(Element data from apps and pages)

• • • •

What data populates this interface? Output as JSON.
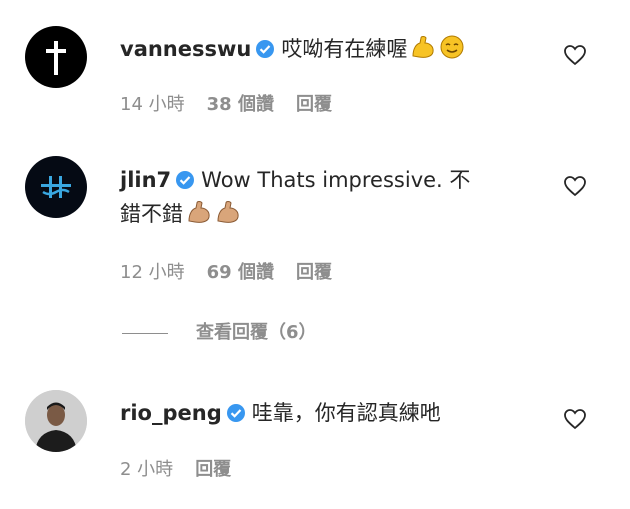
{
  "comments": [
    {
      "username": "vannesswu",
      "text": "哎呦有在練喔",
      "emojis": [
        "flexed-biceps-icon",
        "smiling-face-icon"
      ],
      "meta": {
        "time": "14 小時",
        "likes": "38 個讚",
        "reply": "回覆"
      }
    },
    {
      "username": "jlin7",
      "text_line1": "Wow Thats impressive. 不",
      "text_line2": "錯不錯",
      "emojis": [
        "flexed-biceps-icon",
        "flexed-biceps-icon"
      ],
      "meta": {
        "time": "12 小時",
        "likes": "69 個讚",
        "reply": "回覆"
      },
      "view_replies": "查看回覆（6）"
    },
    {
      "username": "rio_peng",
      "text": "哇靠，你有認真練吔",
      "meta": {
        "time": "2 小時",
        "reply": "回覆"
      }
    }
  ],
  "colors": {
    "verified": "#3897f0",
    "meta": "#8e8e8e",
    "text": "#262626"
  }
}
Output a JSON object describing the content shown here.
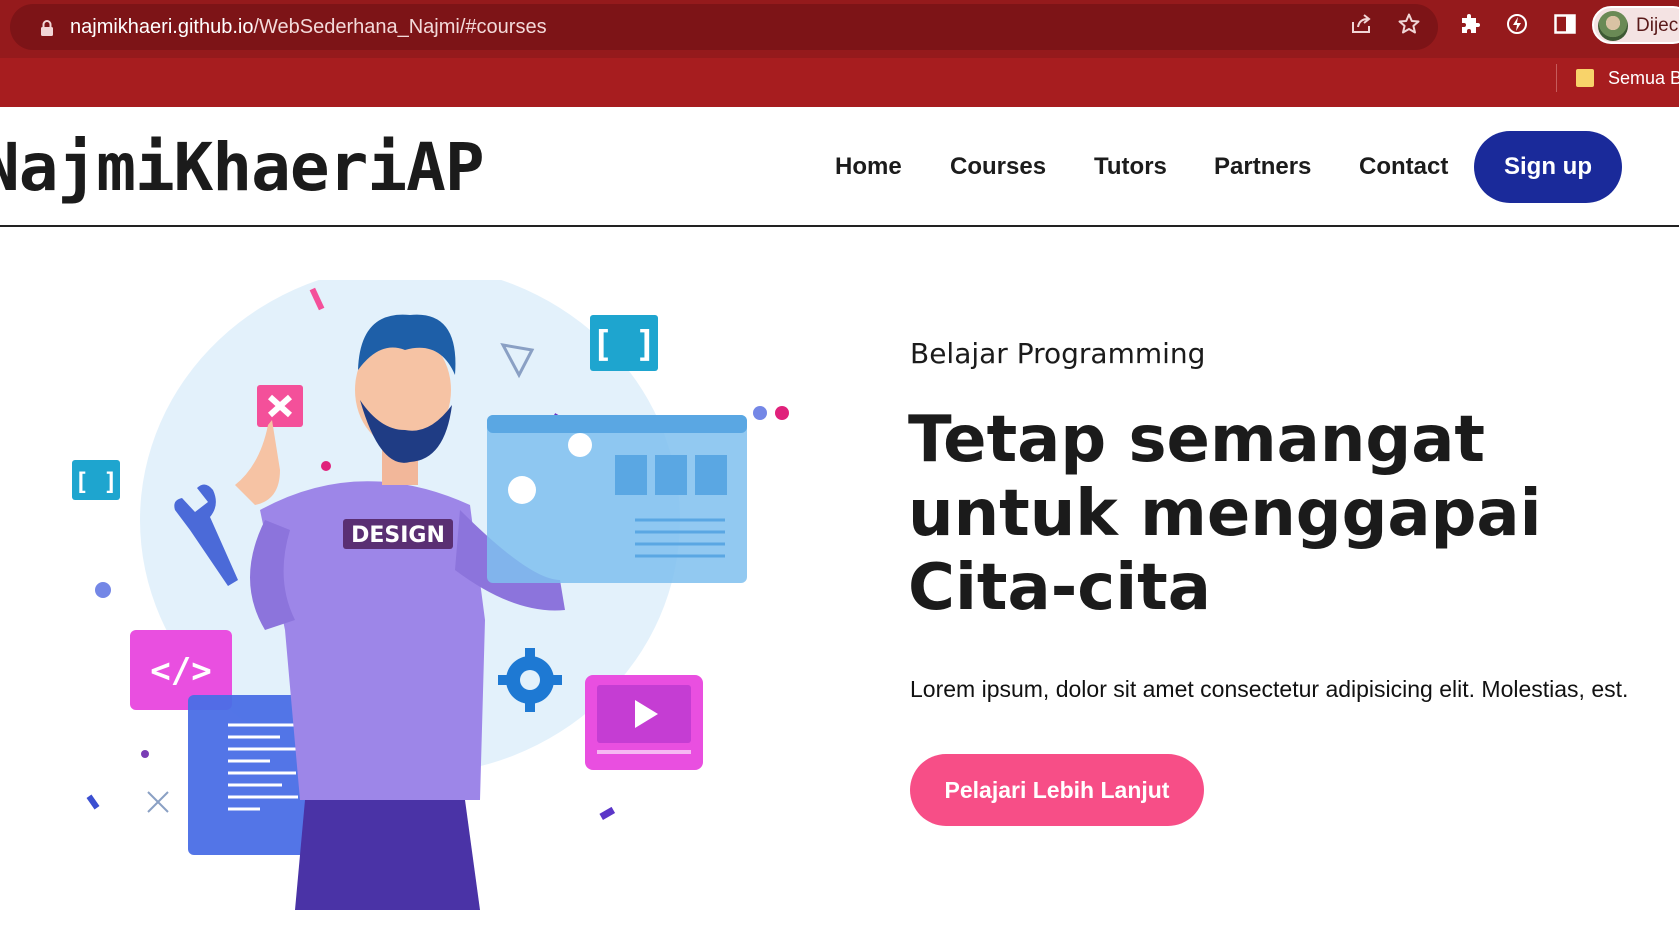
{
  "browser": {
    "url_host": "najmikhaeri.github.io",
    "url_path": "/WebSederhana_Najmi/#courses",
    "profile_name": "Dijec",
    "bookmark_label": "Semua B",
    "colors": {
      "frame": "#a71d1f",
      "omnibox": "#7d1417"
    },
    "icons": [
      "lock-icon",
      "share-icon",
      "star-icon",
      "extensions-icon",
      "performance-icon",
      "side-panel-icon",
      "avatar",
      "bookmark-folder-icon"
    ]
  },
  "site": {
    "logo": "NajmiKhaeriAP",
    "nav": {
      "home": "Home",
      "courses": "Courses",
      "tutors": "Tutors",
      "partners": "Partners",
      "contact": "Contact",
      "signup": "Sign up"
    },
    "hero": {
      "eyebrow": "Belajar Programming",
      "headline": "Tetap semangat untuk menggapai Cita-cita",
      "body": "Lorem ipsum, dolor sit amet consectetur adipisicing elit. Molestias, est.",
      "cta": "Pelajari Lebih Lanjut",
      "shirt_text": "DESIGN"
    },
    "colors": {
      "signup": "#1a2a9a",
      "cta": "#f74e87",
      "text": "#1b1b1b"
    }
  }
}
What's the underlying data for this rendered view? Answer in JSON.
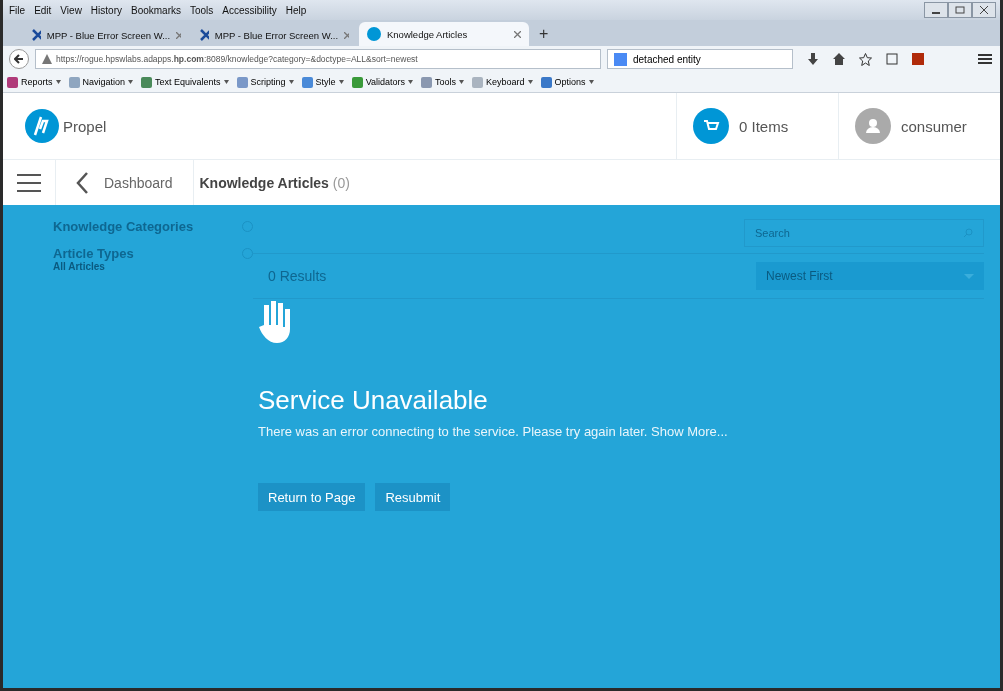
{
  "menu_bar": [
    "File",
    "Edit",
    "View",
    "History",
    "Bookmarks",
    "Tools",
    "Accessibility",
    "Help"
  ],
  "tabs": [
    {
      "title": "MPP - Blue Error Screen W...",
      "selected": false,
      "kind": "tool"
    },
    {
      "title": "MPP - Blue Error Screen W...",
      "selected": false,
      "kind": "tool"
    },
    {
      "title": "Knowledge Articles",
      "selected": true,
      "kind": "hp"
    }
  ],
  "new_tab": "+",
  "address": {
    "url": "https://rogue.hpswlabs.adapps.**hp.com**:8089/knowledge?category=&doctype=ALL&sort=newest"
  },
  "browser_search": {
    "value": "detached entity"
  },
  "bookmarks": [
    "Reports",
    "Navigation",
    "Text Equivalents",
    "Scripting",
    "Style",
    "Validators",
    "Tools",
    "Keyboard",
    "Options"
  ],
  "app_header": {
    "brand": "Propel",
    "cart": "0 Items",
    "user": "consumer"
  },
  "nav": {
    "back": "Dashboard",
    "title": "Knowledge Articles",
    "count": "(0)"
  },
  "sidebar": {
    "sections": [
      {
        "title": "Knowledge Categories"
      },
      {
        "title": "Article Types"
      }
    ],
    "selected_type": "All Articles"
  },
  "results": {
    "count": "0 Results",
    "search_placeholder": "Search",
    "sort": "Newest First"
  },
  "error": {
    "title": "Service Unavailable",
    "message": "There was an error connecting to the service. Please try again later. Show More...",
    "buttons": [
      "Return to Page",
      "Resubmit"
    ]
  }
}
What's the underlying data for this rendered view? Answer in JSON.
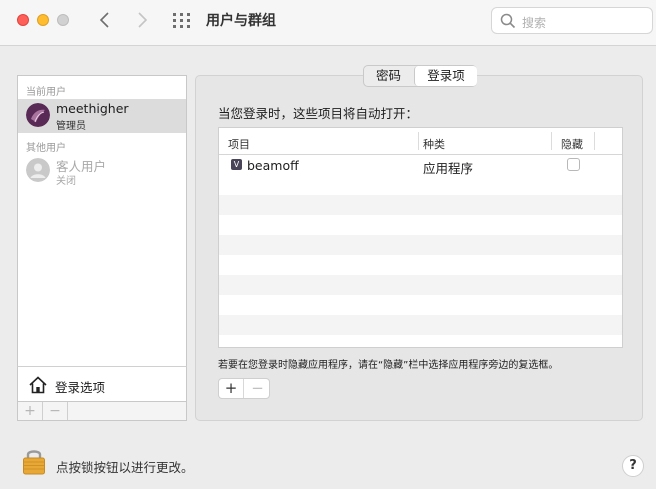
{
  "window": {
    "title": "用户与群组",
    "search_placeholder": "搜索"
  },
  "sidebar": {
    "current_user_label": "当前用户",
    "current_user": {
      "name": "meethigher",
      "role": "管理员"
    },
    "other_users_label": "其他用户",
    "guest_user": {
      "name": "客人用户",
      "status": "关闭"
    },
    "login_options_label": "登录选项",
    "add_label": "+",
    "remove_label": "−"
  },
  "tabs": [
    {
      "label": "密码",
      "selected": false
    },
    {
      "label": "登录项",
      "selected": true
    }
  ],
  "login_items": {
    "intro": "当您登录时，这些项目将自动打开：",
    "columns": {
      "item": "项目",
      "kind": "种类",
      "hide": "隐藏"
    },
    "rows": [
      {
        "name": "beamoff",
        "kind": "应用程序",
        "hidden": false,
        "icon": "beamoff-app-icon"
      }
    ],
    "hint": "若要在您登录时隐藏应用程序，请在“隐藏”栏中选择应用程序旁边的复选框。",
    "add_label": "+",
    "remove_label": "−"
  },
  "footer": {
    "lock_text": "点按锁按钮以进行更改。",
    "help_label": "?"
  },
  "colors": {
    "close": "#fe5f57",
    "minimize": "#febc2e",
    "zoom_disabled": "#d1d1d1",
    "selected_row": "#dcdcdc",
    "lock": "#e8a838"
  }
}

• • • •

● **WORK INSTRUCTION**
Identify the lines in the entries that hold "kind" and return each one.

● **RESULT OF THIS TASK**
      "kind": "tool"
      "kind": "tool"
      "kind": "hp"
      "kind": "种类",
        "kind": "应用程序",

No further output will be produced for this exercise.